I was at a conference early this week hosted by the Technology Policy Institute. One of the keynote address was by the Chair of the FTC where she talked about big data and privacy. It struck me in listing to the speech that there was insufficient attention being paid as to what might be effective in this realm. Put simply, I can imagine regulations that may prevent big companies like Google and Facebook from doing certain things but it also seems to me that so much data is being gathered that a regulation on one set of firms only raises the commercial opportunities for other firms outside of the domain of regulators — legally or otherwise. Specifically, data about me could have been gathered and then sold to firms to use it in some fashion. Personally, it wouldn’t worry me as much if it was used as an anonymous point in a big dataset — although I’d worry about the quality of data in that case. What would worry me is it being used specifically in relation to me.
My suspicion is that there is no real protection about data being gathered about me and being used in relation to me. The only person who may have a hope of stopping that from happening would, in fact, be me. The question is what tools would allow me to self-police inaccurate and misapplied data in relation to myself?
I think Google already offers us a clue. Google allows us to see — in a limited but important way — the information they are using to throw ads at us. There is information based on my searches and also information based on websites I visit. As I use Chrome and permit this, Google has lots of information this way and I personally don’t mind them using it to get me more relevant ads. But when I looked at this recently, I saw that Google had decided I was interested in boxing, Brazilian music and Android Apps. I have no idea how any of those happened but they dominated my ad preferences. Fortunately, Google also provided a way to change these assumptions which I did.
What if ‘assumptions’ data like this that a company used in a formula to base a price or service to you was required to be transparent? This wouldn’t require a company to reveal the formula but it would require them to reveal any assumptions they are making (based on data gathered, purchased or otherwise) and allow you to challenge them on the basis of accuracy. To be sure, this wouldn’t prevent information about yourself being used against you (e.g., a correct assumption you were a smoker for health insurance) but it would be a first step in ensuring that, at the very least, the assumptions are accurate.
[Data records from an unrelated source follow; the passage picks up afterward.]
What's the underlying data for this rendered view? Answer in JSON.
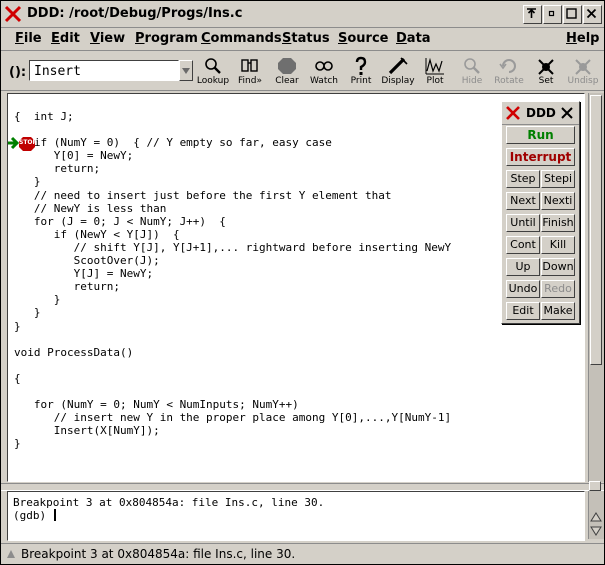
{
  "window": {
    "title": "DDD: /root/Debug/Progs/Ins.c"
  },
  "menubar": {
    "items": [
      {
        "label": "File",
        "accel": "F",
        "rest": "ile"
      },
      {
        "label": "Edit",
        "accel": "E",
        "rest": "dit"
      },
      {
        "label": "View",
        "accel": "V",
        "rest": "iew"
      },
      {
        "label": "Program",
        "accel": "P",
        "rest": "rogram"
      },
      {
        "label": "Commands",
        "accel": "C",
        "rest": "ommands"
      },
      {
        "label": "Status",
        "accel": "S",
        "rest": "tatus"
      },
      {
        "label": "Source",
        "accel": "S",
        "rest": "ource"
      },
      {
        "label": "Data",
        "accel": "D",
        "rest": "ata"
      },
      {
        "label": "Help",
        "accel": "H",
        "rest": "elp"
      }
    ]
  },
  "toolbar": {
    "arg_label": "():",
    "arg_value": "Insert",
    "buttons": [
      {
        "label": "Lookup",
        "icon": "lookup-icon",
        "enabled": true
      },
      {
        "label": "Find»",
        "icon": "find-icon",
        "enabled": true
      },
      {
        "label": "Clear",
        "icon": "stop-clear-icon",
        "enabled": true
      },
      {
        "label": "Watch",
        "icon": "watch-icon",
        "enabled": true
      },
      {
        "label": "Print",
        "icon": "print-icon",
        "enabled": true
      },
      {
        "label": "Display",
        "icon": "display-icon",
        "enabled": true
      },
      {
        "label": "Plot",
        "icon": "plot-icon",
        "enabled": true
      },
      {
        "label": "Hide",
        "icon": "hide-icon",
        "enabled": false
      },
      {
        "label": "Rotate",
        "icon": "rotate-icon",
        "enabled": false
      },
      {
        "label": "Set",
        "icon": "set-icon",
        "enabled": true
      },
      {
        "label": "Undisp",
        "icon": "undisp-icon",
        "enabled": false
      }
    ]
  },
  "source": {
    "lines": [
      "{  int J;",
      "",
      "   if (NumY = 0)  { // Y empty so far, easy case",
      "      Y[0] = NewY;",
      "      return;",
      "   }",
      "   // need to insert just before the first Y element that",
      "   // NewY is less than",
      "   for (J = 0; J < NumY; J++)  {",
      "      if (NewY < Y[J])  {",
      "         // shift Y[J], Y[J+1],... rightward before inserting NewY",
      "         ScootOver(J);",
      "         Y[J] = NewY;",
      "         return;",
      "      }",
      "   }",
      "}",
      "",
      "void ProcessData()",
      "",
      "{",
      "",
      "   for (NumY = 0; NumY < NumInputs; NumY++)",
      "      // insert new Y in the proper place among Y[0],...,Y[NumY-1]",
      "      Insert(X[NumY]);",
      "}"
    ],
    "breakpoint_label": "STOP",
    "breakpoint_line_index": 2
  },
  "console": {
    "line1": "Breakpoint 3 at 0x804854a: file Ins.c, line 30.",
    "prompt": "(gdb) "
  },
  "statusbar": {
    "text": "Breakpoint 3 at 0x804854a: file Ins.c, line 30."
  },
  "command_tool": {
    "title": "DDD",
    "run": "Run",
    "interrupt": "Interrupt",
    "buttons": [
      [
        "Step",
        "Stepi"
      ],
      [
        "Next",
        "Nexti"
      ],
      [
        "Until",
        "Finish"
      ],
      [
        "Cont",
        "Kill"
      ],
      [
        "Up",
        "Down"
      ],
      [
        "Undo",
        "Redo"
      ],
      [
        "Edit",
        "Make"
      ]
    ],
    "disabled": [
      "Redo"
    ]
  },
  "colors": {
    "run": "#008000",
    "interrupt": "#a00000",
    "logo_x": "#d00000",
    "exec_arrow": "#008000",
    "stop_sign": "#c00000"
  }
}
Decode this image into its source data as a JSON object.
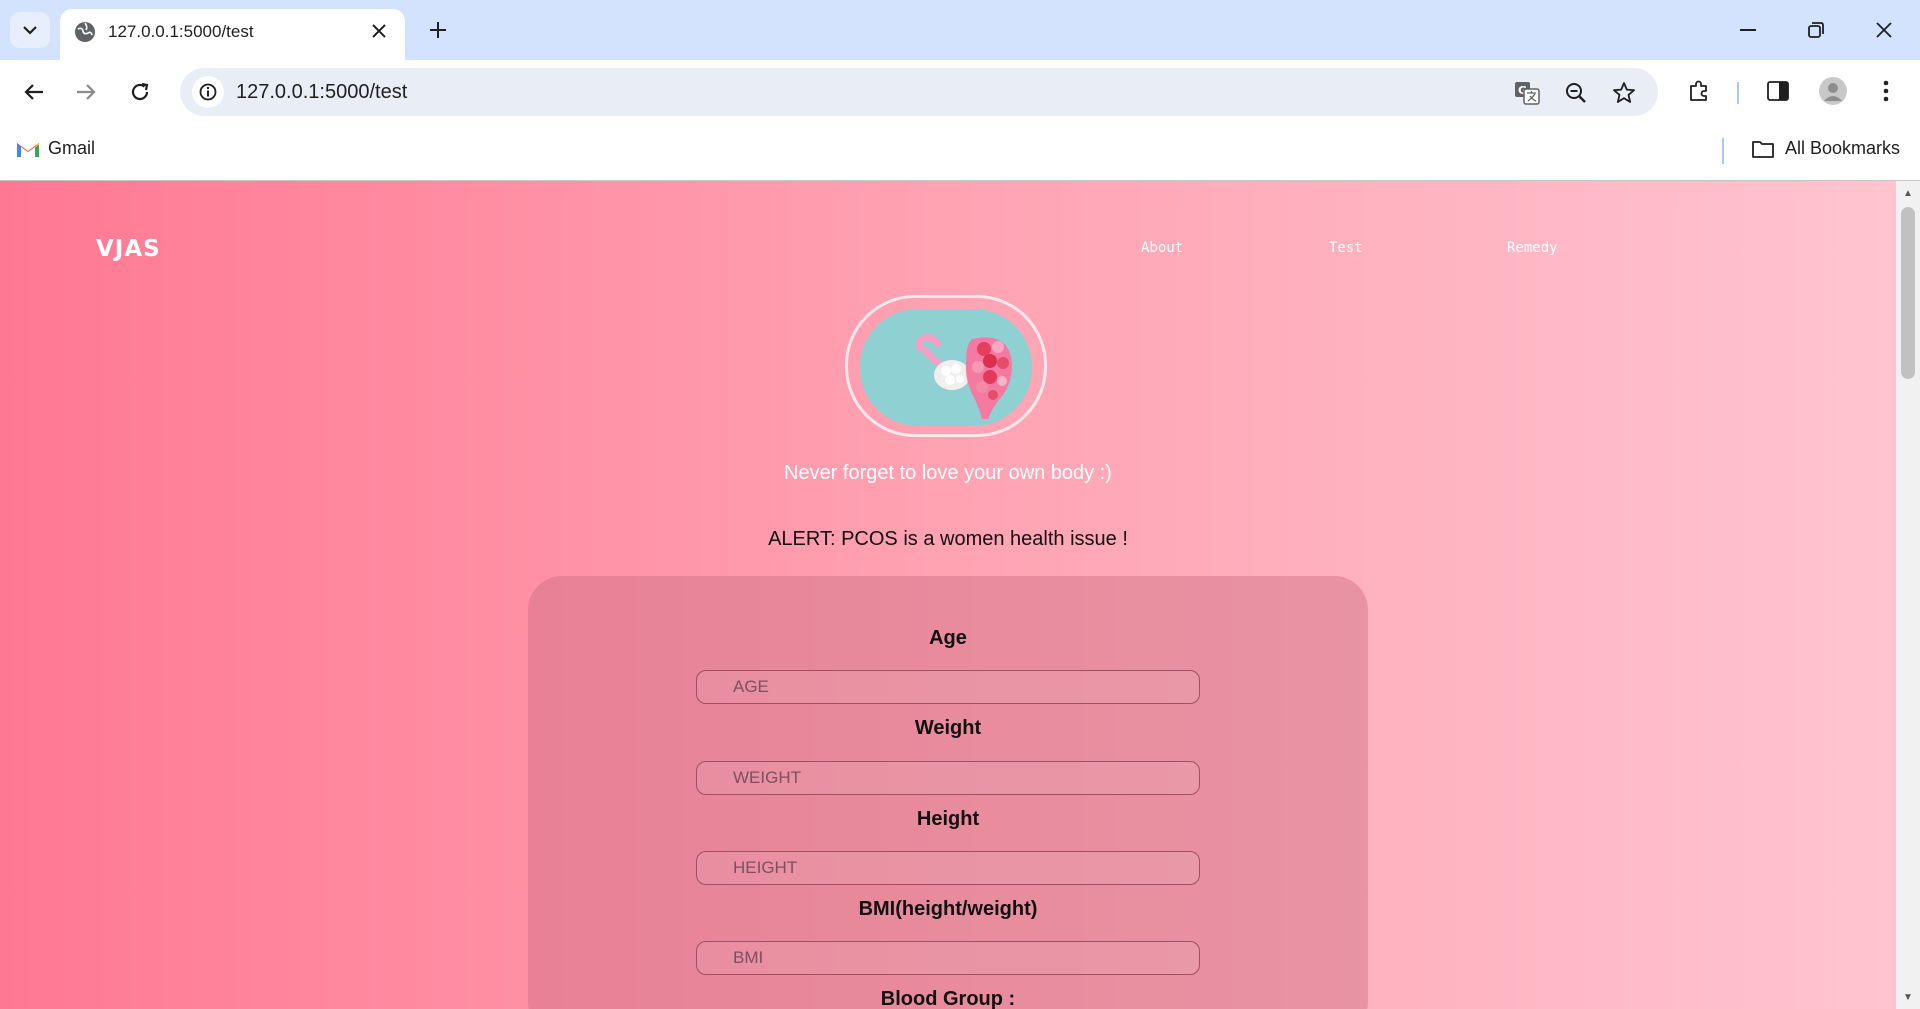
{
  "browser": {
    "tab_title": "127.0.0.1:5000/test",
    "url": "127.0.0.1:5000/test",
    "bookmarks": [
      {
        "label": "Gmail",
        "icon": "gmail-icon"
      }
    ],
    "all_bookmarks_label": "All Bookmarks"
  },
  "page": {
    "brand": "VJAS",
    "nav": [
      {
        "label": "About"
      },
      {
        "label": "Test"
      },
      {
        "label": "Remedy"
      }
    ],
    "tagline": "Never forget to love your own body :)",
    "alert": "ALERT: PCOS is a women health issue !",
    "form": {
      "fields": [
        {
          "label": "Age",
          "placeholder": "AGE",
          "value": ""
        },
        {
          "label": "Weight",
          "placeholder": "WEIGHT",
          "value": ""
        },
        {
          "label": "Height",
          "placeholder": "HEIGHT",
          "value": ""
        },
        {
          "label": "BMI(height/weight)",
          "placeholder": "BMI",
          "value": ""
        },
        {
          "label": "Blood Group :",
          "placeholder": "",
          "value": ""
        }
      ]
    }
  },
  "colors": {
    "gradient_start": "#ff7893",
    "gradient_end": "#ffc5d0",
    "tab_bar": "#d3e3fd",
    "omnibox": "#e9eef6"
  }
}
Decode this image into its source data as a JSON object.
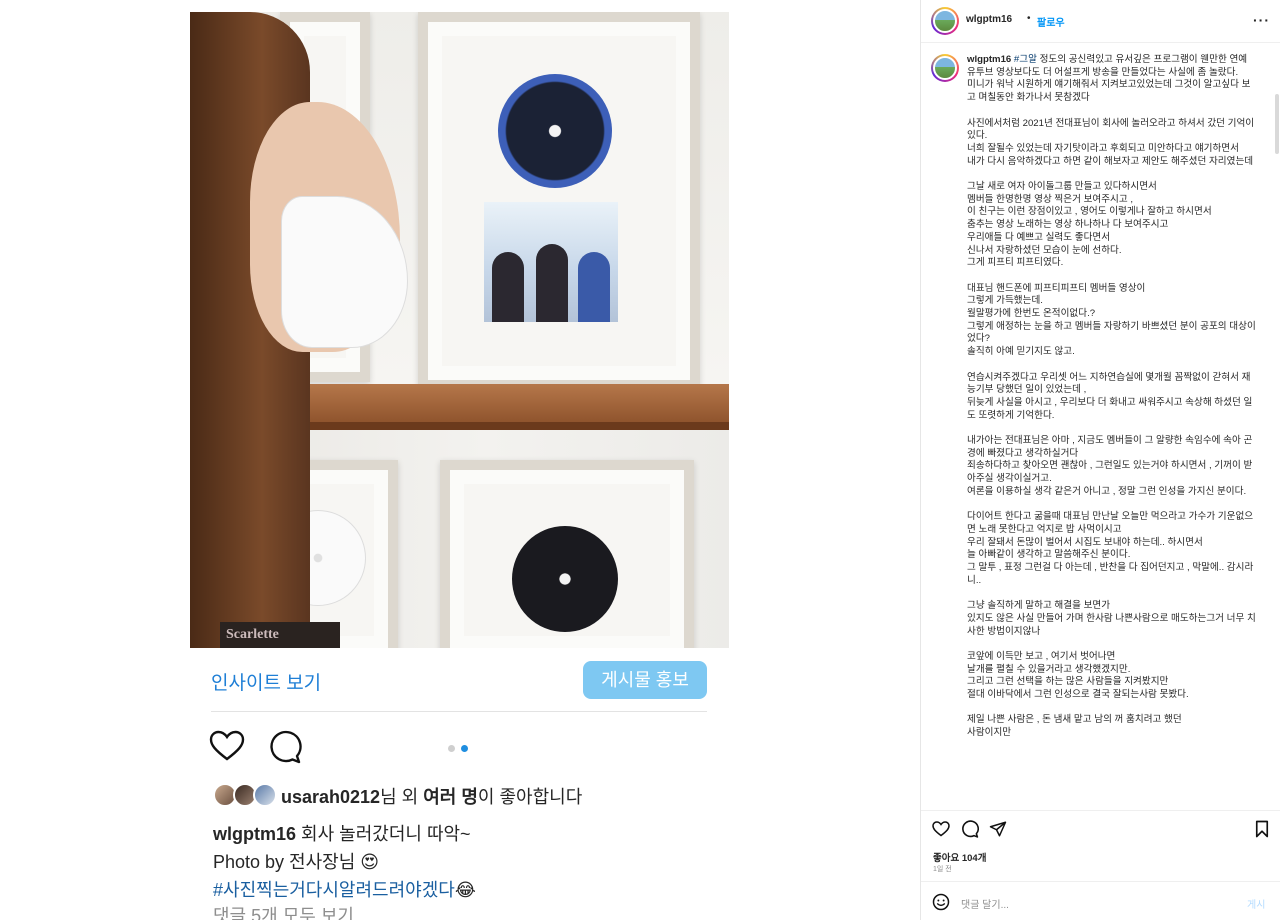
{
  "left_post": {
    "insights_label": "인사이트 보기",
    "promote_label": "게시물 홍보",
    "liked_by_user": "usarah0212",
    "liked_by_suffix": "님 외 ",
    "liked_by_others": "여러 명",
    "liked_by_end": "이 좋아합니다",
    "caption_user": "wlgptm16",
    "caption_line1": " 회사 놀러갔더니 따악~",
    "caption_line2": "Photo by 전사장님 😍",
    "caption_hashtag": "#사진찍는거다시알려드려야겠다",
    "caption_hashtag_emoji": "😂",
    "comments_link": "댓글 5개 모두 보기",
    "photo_label": "Scarlette"
  },
  "right_panel": {
    "header": {
      "username": "wlgptm16",
      "dot": "•",
      "follow_label": "팔로우",
      "more_label": "···"
    },
    "post": {
      "username": "wlgptm16",
      "hashtag": "#그알",
      "lines": [
        " 정도의 공신력있고 유서깊은 프로그램이 웬만한 연예 유투브 영상보다도 더 어설프게 방송을 만들었다는 사실에 좀 놀랐다.",
        "미니가 워낙 시원하게 얘기해줘서 지켜보고있었는데 그것이 알고싶다 보고 며칠동안 화가나서 못참겠다",
        "",
        "사진에서처럼 2021년 전대표님이 회사에 놀러오라고 하셔서 갔던 기억이있다.",
        "너희 잘될수 있었는데 자기탓이라고 후회되고 미안하다고 얘기하면서",
        "내가 다시 음악하겠다고 하면 같이 해보자고 제안도 해주셨던 자리였는데",
        "",
        "그날 새로 여자 아이돌그룹 만들고 있다하시면서",
        "멤버들 한명한명 영상 찍은거 보여주시고 ,",
        "이 친구는 이런 장점이있고 , 영어도 이렇게나 잘하고 하시면서",
        "춤추는 영상 노래하는 영상 하나하나 다 보여주시고",
        "우리애들 다 예쁘고 실력도 좋다면서",
        "신나서 자랑하셨던 모습이 눈에 선하다.",
        "그게 피프티 피프티였다.",
        "",
        "대표님 핸드폰에 피프티피프티 멤버들 영상이",
        "그렇게 가득했는데.",
        "월말평가에 한번도 온적이없다.?",
        "그렇게 애정하는 눈을 하고 멤버들 자랑하기 바쁘셨던 분이 공포의 대상이었다?",
        "솔직히 아예 믿기지도 않고.",
        "",
        "연습시켜주겠다고 우리셋 어느 지하연습실에 몇개월 꼼짝없이 갇혀서 재능기부 당했던 일이 있었는데 ,",
        "뒤늦게 사실을 아시고 , 우리보다 더 화내고 싸워주시고 속상해 하셨던 일도 또렷하게 기억한다.",
        "",
        "내가아는 전대표님은 아마 , 지금도 멤버들이 그 알량한 속임수에 속아 곤경에 빠졌다고 생각하실거다",
        "죄송하다하고 찾아오면 괜찮아 , 그런일도 있는거야 하시면서 , 기꺼이 받아주실 생각이실거고.",
        "여론을 이용하실 생각 같은거 아니고 , 정말 그런 인성을 가지신 분이다.",
        "",
        "다이어트 한다고 굶을때 대표님 만난날 오늘만 먹으라고 가수가 기운없으면 노래 못한다고 억지로 밥 사먹이시고",
        "우리 잘돼서 돈많이 벌어서 시집도 보내야 하는데.. 하시면서",
        "늘 아빠같이 생각하고 말씀해주신 분이다.",
        "그 말투 , 표정 그런걸 다 아는데 , 반찬을 다 집어던지고 , 막말에.. 감시라니..",
        "",
        "그냥 솔직하게 말하고 해결을 보면가",
        "있지도 않은 사실 만들어 가며 한사람 나쁜사람으로 매도하는그거 너무 치사한 방법이지않나",
        "",
        "코앞에 이득만 보고 , 여기서 벗어나면",
        "날개를 펼칠 수 있을거라고 생각했겠지만.",
        "그리고 그런 선택을 하는 많은 사람들을 지켜봤지만",
        "절대 이바닥에서 그런 인성으로 결국 잘되는사람 못봤다.",
        "",
        "제일 나쁜 사람은 , 돈 냄새 맡고 남의 꺼 훔치려고 했던",
        "사람이지만"
      ]
    },
    "actions": {
      "likes_label": "좋아요 104개",
      "time_label": "1일 전",
      "comment_placeholder": "댓글 달기...",
      "post_button": "게시"
    }
  },
  "colors": {
    "link_blue": "#0095f6",
    "promote_bg": "#7ec8f2",
    "insights_blue": "#1f7fd6"
  }
}
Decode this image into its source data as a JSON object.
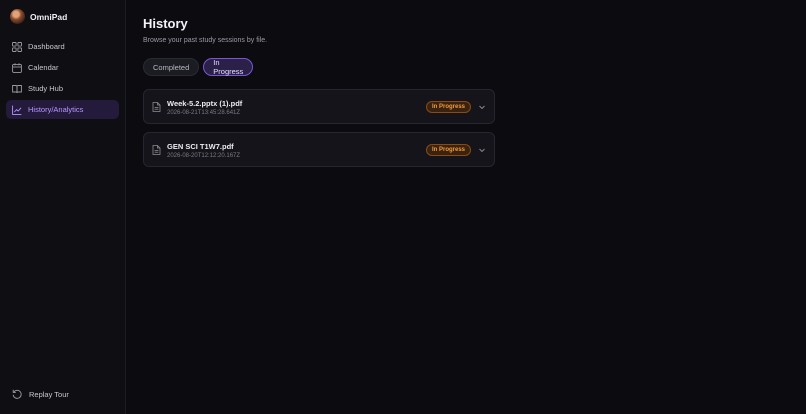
{
  "app": {
    "name": "OmniPad"
  },
  "sidebar": {
    "items": [
      {
        "label": "Dashboard",
        "icon": "dashboard-icon"
      },
      {
        "label": "Calendar",
        "icon": "calendar-icon"
      },
      {
        "label": "Study Hub",
        "icon": "book-icon"
      },
      {
        "label": "History/Analytics",
        "icon": "chart-line-icon",
        "active": true
      }
    ],
    "footer": {
      "label": "Replay Tour",
      "icon": "replay-icon"
    }
  },
  "main": {
    "title": "History",
    "subtitle": "Browse your past study sessions by file.",
    "tabs": [
      {
        "label": "Completed",
        "active": false
      },
      {
        "label": "In Progress",
        "active": true
      }
    ],
    "sessions": [
      {
        "file": "Week-5.2.pptx (1).pdf",
        "timestamp": "2026-08-21T13:45:28.641Z",
        "status": "In Progress"
      },
      {
        "file": "GEN SCI T1W7.pdf",
        "timestamp": "2026-08-20T12:12:20.167Z",
        "status": "In Progress"
      }
    ]
  },
  "colors": {
    "accent": "#b896ff",
    "active_bg": "#241a3c",
    "badge_text": "#f39a3a",
    "background": "#0c0c10"
  }
}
Of course, at a first glance, companies should have an incentive to be accurate anyway but this is also costly and they may not invest sufficient resources to ensure this is the case.